The temporary moratorium on eviction filings pertained to any rental housing that was one of the following:
- Covered under section 41411 of the Violence Against Women Act of 1994 (34 U.S.C. 12491
- Covered by the rural housing voucher program under section 542 of the Housing Act of 1949 (42 U.S.C. 1490r)
- Had a Federally backed mortgage or multifamily mortgage loan
CARES Act Tenant-Based Rental Assistance
In terms of direct assistance with rent, the CARES Act provided the Department of Housing and Urban Development (HUD) with an additional $17.4 billion in funding. It included money for rent assistance, housing vouchers, public housing, and housing for the elderly. For help, contact HUD Rental Assistance
Other Financial Assistance
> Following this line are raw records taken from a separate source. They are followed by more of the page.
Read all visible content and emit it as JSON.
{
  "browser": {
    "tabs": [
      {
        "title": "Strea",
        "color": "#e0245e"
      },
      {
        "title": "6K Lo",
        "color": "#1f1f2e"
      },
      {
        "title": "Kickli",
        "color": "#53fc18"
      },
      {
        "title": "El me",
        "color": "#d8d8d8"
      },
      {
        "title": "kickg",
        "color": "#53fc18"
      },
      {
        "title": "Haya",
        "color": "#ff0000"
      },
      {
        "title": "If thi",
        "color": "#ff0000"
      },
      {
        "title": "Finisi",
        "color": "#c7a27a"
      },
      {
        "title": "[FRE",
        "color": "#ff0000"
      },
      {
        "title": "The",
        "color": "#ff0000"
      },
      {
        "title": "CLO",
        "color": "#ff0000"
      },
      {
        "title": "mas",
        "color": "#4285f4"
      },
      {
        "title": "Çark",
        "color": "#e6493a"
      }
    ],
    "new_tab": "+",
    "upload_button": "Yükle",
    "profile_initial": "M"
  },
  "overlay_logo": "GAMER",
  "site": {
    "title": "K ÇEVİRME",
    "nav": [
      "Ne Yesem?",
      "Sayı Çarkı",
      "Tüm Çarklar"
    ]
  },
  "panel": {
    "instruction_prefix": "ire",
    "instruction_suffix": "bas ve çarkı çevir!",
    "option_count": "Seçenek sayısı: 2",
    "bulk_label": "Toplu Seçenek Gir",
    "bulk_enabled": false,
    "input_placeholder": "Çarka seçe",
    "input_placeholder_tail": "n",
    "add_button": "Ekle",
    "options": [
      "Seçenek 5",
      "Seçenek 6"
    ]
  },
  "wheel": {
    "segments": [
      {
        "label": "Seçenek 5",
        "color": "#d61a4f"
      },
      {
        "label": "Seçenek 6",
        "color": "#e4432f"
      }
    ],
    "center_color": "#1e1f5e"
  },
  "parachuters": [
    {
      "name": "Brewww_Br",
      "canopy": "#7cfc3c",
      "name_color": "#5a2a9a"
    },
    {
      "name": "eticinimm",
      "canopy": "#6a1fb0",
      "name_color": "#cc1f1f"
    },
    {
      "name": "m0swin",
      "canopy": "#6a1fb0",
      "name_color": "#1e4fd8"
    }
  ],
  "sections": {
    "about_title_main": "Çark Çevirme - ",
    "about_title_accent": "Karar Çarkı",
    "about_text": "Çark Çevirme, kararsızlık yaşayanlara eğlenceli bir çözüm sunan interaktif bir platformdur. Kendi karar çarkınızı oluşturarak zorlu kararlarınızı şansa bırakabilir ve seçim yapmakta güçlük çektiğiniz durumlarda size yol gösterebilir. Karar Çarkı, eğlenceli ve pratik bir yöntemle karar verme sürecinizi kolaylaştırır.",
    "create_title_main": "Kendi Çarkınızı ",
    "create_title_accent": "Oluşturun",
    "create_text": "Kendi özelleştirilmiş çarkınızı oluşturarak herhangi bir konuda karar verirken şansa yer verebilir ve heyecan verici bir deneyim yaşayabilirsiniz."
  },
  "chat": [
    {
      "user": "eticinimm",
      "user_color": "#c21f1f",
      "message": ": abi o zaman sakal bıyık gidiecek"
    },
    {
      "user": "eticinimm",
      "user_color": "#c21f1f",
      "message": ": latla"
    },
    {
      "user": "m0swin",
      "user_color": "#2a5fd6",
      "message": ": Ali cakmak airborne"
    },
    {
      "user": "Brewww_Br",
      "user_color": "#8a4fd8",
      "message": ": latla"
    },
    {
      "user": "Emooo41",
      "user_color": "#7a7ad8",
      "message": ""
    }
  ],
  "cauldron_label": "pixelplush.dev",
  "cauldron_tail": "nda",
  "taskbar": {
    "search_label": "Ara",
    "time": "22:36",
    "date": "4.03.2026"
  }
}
The $2.2 trillion CARES Act and other programs also provide financial assistance that could help with housing costs, since how you use the money is not specified.
Recovery benefits of $1,200 per adult individual ($2,400 for couples filing jointly) and $500 for each child age 16 and under were automatically sent after April 2020. To receive the full $1,200 ($2,400), your AGI for 2019 or 2018 must be $75,000 ($150,000 for couples) or less. The amount you get goes down as income rises above those levels, and it disappears entirely at $99,000 ($198,000).
There was broad agreement among policymakers that a second round of stimulus checks should be issued. However, disagreements on other issues prevented the passage of new direct payment legislation as of August 2020.
Expanded Unemployment Benefits
After CARES Act provisions offering extended unemployment benefits expired, an executive order providing additional assistance went into effect. Under the order, the federal government was to supply $300 toward an additional $400 per week unemployment benefit, with the rest paid for by state governments. However, many legal and practical questions continued to delay the implementation of the order as of August 2020.
Under the CARES Act, eligibility for unemployment insurance was expanded if you lost your job during the coronavirus pandemic. After regular state benefits expired, the unemployed were eligible to receive up to an additional 13 weeks of benefits. Furthermore, they were eligible for another $600 per week.
The government also expanded these unemployment benefits to include people not ordinarily eligible, such as independent contractors, part-time employees, or participants in the gig economy.
Fannie Mae Disaster Response Network
Fannie Mae’s Disaster Response Network has published a guide for renters affected by the coronavirus (COVID-19). Through the network, HUD-approved housing advisors provide:
- Personalized recovery assessment and action plan
- Help working with your housing situation
- Financial coaching and budgeting
- Access to Clearpoint’s Project Porchlight Online tools and resources
- Ongoing check-ins to help ensure a successful recovery
211.org Social Services Search
The United Way sponsors the website 211.org, which provides an easy-to-use search bar. You can search by ZIP code or by community and state to find sources of help with rent and many other essential services. Fill in the required information, then click “search” to get data about available help.
State by State
Many states have taken action to pause or suspend renter evictions, at least temporarily. The table below lists those states that have halted evictions and the date the suspension ends if known. The list will be updated as it changes.
Cities and Counties Also Offer Help
Even in states without statewide assistance, many cities and counties have programs of their own. Check local and state government websites for information about coronavirus-related eviction moratoriums, rent forbearance, or rent assistance.
Advice From the National Apartment Association (NAA)
The National Apartment Association (NAA) reminds all renters who have suffered financial distress during the coronavirus crisis to reach out to landlords to explain their situations. In addition to government programs, many landlords have plans to help deal with the financial impact of the crisis.